Mail call: More restaurants of the past from a loyal reader
I realize we’ve done a lot this week with both restaurants and memories, but don’t forget, I’m trying to clear out the ol’ inbox, so things might be slightly “out of balance” for a while. That said, I’m sure if so many people are writing to tell me about their restaurant memories, then hopefully a lot of people are interested in reading about them as well.
Today’s letter comes from my friend Betsy Baird, who shared her memories of some downtown businesses in this post from about two weeks ago.
Today, I’m going to share a letter from Betsy about some restaurant memories. And my next job will be to make sure all of these are listed in our stores and restaurants of the past directory!
She writes, “You mentioned in some blog, about the Monkey Bar. That was aside of the old York Penn Hotel, The dining room in back had monkeys painted on walls. They were all shown with clothes on and were humorous. H. Leopold, an artist in York at the time, and my art teacher, painted them. This was around the 1960’s, and had previously been a newsstand. The place had good food to go with those monkeys! Think Len …. (forget last name) had the place then. What I would like to know: Did they try to preserve those monkey paintings, or let them go to rubble when they tore the building down? York wouldn’t save anything decent at that time!”
Betsy continues, “Aside of the Monkey Bar was the York Diner. The York Diner moved to East York, to around where East Market St. and Memory Lane met. This was when they were building the Caterpillar ~ 1952-53. Memory Lane was being built at the same time and later changed it course to directly meet Haines Rd. My Father was working on that construction project, so I know about where it was. Then, it moved to a spot in front of Playland It went downhill after that Pictures I have of them digging up the land along Whiteford Rd, facing toward Market St, show hardly anything facing Market St. The Cat and York County Shopping Center set the ball rolling for the great growth of East York as a whole!”

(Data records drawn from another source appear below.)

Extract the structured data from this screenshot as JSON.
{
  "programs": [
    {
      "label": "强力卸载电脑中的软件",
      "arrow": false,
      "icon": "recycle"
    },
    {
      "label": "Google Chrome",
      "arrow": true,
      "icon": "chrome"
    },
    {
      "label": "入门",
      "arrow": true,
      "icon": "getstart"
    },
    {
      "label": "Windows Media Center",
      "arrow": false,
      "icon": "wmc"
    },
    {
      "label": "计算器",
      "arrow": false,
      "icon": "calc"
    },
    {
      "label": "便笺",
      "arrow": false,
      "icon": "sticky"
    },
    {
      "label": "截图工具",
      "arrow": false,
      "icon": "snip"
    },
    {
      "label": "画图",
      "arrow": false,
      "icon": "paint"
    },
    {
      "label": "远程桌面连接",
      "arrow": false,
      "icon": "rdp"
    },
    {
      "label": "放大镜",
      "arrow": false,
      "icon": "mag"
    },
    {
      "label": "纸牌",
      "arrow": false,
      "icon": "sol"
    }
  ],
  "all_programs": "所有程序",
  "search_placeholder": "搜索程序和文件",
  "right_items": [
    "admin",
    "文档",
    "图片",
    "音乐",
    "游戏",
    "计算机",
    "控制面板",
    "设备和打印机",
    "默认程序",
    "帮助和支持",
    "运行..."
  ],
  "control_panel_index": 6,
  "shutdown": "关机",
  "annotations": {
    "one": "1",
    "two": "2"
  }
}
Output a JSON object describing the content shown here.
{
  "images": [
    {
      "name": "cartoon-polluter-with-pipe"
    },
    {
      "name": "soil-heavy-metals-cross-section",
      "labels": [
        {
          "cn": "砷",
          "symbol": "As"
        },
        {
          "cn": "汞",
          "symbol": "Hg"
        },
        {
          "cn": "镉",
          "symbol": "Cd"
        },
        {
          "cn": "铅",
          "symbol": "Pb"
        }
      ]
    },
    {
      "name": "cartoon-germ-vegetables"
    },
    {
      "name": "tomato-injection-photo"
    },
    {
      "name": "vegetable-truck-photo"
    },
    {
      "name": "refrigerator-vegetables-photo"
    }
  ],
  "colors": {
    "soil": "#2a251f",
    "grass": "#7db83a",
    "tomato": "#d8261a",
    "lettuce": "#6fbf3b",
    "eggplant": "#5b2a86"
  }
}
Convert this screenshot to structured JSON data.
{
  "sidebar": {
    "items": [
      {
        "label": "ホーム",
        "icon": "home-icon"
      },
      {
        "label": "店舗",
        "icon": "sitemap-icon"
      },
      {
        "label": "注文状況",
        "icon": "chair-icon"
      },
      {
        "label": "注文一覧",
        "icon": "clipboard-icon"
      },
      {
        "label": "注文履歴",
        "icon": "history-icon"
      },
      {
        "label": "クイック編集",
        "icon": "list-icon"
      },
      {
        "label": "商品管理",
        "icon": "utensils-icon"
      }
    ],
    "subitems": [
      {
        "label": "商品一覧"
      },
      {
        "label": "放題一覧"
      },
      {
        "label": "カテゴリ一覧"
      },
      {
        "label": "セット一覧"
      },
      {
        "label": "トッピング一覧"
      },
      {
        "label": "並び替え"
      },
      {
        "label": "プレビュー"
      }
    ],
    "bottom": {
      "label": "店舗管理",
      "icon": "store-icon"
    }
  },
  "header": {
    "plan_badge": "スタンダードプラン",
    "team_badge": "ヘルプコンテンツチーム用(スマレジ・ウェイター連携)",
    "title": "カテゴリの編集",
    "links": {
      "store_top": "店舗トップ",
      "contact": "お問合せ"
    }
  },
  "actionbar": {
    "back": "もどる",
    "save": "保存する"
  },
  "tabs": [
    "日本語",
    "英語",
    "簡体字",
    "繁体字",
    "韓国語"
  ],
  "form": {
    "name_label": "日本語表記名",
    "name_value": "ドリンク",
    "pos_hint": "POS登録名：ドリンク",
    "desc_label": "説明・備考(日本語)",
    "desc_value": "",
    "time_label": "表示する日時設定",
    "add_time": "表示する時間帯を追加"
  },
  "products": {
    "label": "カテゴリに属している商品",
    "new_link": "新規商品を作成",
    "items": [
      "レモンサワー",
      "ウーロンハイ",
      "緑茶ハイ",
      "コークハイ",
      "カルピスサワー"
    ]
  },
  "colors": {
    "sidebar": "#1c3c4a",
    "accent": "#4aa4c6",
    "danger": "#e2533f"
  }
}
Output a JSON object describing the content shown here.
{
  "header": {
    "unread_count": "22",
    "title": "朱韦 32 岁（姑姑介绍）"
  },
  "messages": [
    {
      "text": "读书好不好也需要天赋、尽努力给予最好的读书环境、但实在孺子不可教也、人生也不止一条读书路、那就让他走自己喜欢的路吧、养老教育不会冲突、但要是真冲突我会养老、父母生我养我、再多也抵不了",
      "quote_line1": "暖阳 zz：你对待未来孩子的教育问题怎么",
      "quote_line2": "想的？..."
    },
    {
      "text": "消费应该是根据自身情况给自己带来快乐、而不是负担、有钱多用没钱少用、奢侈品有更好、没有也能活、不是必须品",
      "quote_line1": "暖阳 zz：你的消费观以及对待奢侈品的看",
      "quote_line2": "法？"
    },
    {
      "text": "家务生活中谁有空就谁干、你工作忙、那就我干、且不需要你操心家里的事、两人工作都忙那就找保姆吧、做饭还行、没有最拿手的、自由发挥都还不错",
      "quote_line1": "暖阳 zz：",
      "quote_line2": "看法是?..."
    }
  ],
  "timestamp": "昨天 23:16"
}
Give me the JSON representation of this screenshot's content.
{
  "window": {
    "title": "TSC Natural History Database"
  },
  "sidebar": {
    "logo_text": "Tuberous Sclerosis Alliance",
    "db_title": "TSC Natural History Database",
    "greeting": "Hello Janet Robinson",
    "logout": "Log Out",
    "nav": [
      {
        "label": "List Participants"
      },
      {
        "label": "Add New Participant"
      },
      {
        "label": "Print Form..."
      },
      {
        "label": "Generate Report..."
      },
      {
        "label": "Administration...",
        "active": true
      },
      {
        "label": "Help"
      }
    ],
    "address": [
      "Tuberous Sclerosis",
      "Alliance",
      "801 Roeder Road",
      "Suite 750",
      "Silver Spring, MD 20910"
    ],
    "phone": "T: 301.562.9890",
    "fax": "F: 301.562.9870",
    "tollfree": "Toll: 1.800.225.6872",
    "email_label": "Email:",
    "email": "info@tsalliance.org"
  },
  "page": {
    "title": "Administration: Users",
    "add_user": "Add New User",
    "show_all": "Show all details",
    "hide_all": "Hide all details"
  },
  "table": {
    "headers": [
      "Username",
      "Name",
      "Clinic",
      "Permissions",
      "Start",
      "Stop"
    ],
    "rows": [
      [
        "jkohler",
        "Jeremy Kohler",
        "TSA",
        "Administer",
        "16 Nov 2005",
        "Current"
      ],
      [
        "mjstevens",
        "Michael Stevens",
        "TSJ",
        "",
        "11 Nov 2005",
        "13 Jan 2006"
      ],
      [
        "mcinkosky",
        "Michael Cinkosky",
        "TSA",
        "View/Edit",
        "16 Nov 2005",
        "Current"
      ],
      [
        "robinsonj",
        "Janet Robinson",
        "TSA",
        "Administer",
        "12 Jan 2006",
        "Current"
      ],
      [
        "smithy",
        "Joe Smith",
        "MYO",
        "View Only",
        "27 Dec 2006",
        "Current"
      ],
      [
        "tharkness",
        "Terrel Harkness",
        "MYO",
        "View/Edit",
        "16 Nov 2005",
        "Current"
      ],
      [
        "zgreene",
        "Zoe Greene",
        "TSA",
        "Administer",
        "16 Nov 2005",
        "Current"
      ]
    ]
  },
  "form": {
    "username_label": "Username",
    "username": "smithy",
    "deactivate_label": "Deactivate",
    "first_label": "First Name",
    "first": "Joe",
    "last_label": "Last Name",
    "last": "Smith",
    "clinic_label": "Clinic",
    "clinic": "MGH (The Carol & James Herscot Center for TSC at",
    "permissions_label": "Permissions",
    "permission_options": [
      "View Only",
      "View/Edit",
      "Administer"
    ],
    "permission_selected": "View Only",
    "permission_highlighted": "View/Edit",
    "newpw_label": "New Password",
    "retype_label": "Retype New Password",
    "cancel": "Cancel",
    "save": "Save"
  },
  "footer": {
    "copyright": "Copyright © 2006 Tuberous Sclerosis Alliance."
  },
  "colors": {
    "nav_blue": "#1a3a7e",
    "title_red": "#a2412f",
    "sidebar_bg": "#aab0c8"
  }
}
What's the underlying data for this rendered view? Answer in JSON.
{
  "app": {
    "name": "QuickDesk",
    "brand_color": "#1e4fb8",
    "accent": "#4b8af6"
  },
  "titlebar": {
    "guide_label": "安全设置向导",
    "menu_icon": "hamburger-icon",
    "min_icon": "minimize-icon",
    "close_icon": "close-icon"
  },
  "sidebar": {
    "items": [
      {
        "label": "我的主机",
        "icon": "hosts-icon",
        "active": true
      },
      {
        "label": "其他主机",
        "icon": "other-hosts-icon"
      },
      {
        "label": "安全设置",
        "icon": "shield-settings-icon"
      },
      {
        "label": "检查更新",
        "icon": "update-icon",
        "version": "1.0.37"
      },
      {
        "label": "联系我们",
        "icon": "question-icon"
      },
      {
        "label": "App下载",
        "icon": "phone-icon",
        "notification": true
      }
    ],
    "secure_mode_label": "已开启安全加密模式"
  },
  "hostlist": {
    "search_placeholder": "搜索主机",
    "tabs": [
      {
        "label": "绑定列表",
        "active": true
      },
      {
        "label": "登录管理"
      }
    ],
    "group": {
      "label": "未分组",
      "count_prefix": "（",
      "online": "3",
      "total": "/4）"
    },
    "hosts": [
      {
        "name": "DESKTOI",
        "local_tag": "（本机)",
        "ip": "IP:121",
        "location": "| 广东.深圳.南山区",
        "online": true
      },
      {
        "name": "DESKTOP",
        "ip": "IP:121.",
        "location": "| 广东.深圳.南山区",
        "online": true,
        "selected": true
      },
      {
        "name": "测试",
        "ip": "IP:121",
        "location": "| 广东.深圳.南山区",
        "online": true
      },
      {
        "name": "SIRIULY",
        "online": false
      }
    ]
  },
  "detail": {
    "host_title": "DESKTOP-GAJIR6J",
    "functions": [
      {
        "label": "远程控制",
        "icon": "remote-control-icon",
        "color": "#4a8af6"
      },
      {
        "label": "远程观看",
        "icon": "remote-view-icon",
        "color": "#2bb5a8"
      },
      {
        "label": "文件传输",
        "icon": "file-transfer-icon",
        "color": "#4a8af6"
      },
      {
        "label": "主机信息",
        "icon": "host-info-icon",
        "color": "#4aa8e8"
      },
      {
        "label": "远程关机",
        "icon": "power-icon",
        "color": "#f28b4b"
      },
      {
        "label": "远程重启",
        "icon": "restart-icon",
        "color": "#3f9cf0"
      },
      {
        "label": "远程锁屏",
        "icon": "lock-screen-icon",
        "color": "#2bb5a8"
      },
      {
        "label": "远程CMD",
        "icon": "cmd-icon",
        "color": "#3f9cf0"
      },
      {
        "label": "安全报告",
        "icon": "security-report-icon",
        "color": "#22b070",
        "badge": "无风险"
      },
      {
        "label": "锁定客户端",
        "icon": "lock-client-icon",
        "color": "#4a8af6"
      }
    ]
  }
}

Continuing, Betsy adds, “Moving on, who all remembers the great Lincoln Woods? Now Fat Daddy’s, on East Market St. Fat Daddy’s which used to be on Belmont St., where the Flamingo was. (Another good, expensive place in its day!) That Lincoln Woods wasn’t cheap, but had among the best food in York. And the food was worth it!! The shad Mother & I had was full of bones, but was so good, we didn’t say anything till finished with it. Since it was supposed to be boneless, they wouldn’t make her pay one cent! LoPicollo was chief cook at the time. Think Griffith was the owner. After he sold out, the place couldn’t keep up with its past reputation. Right near the Lincoln Woods was Hap Miller’s. This was where Weis now stands. ‘Hap’ certainly had good, albeit expensive, food, also. A postcard shows him holding some kind of rack of ribs!”
The final business Betsy lists: “Who can remember Fisher’s Restaurant on corner of W. Princess & S. Penn St.? … I forget what Mother & Dad liked best, but I really liked their ham sandwiches. They later sold the place and built a new one on Carlisle Rd., now Alexander’s, just above the Fairgrounds.” (As I’m a fan of the current Alexander’s – whose yummy burger is pictured here – but didn’t know that, I thought this was pretty cool!)
And Betsy concludes, “Well, Joan, there are some other places I cannot think of right now. Think this is enough to keep you busy for awhile! I just wish there were still more decent places to eat at, without all these franchise and fast food places!!”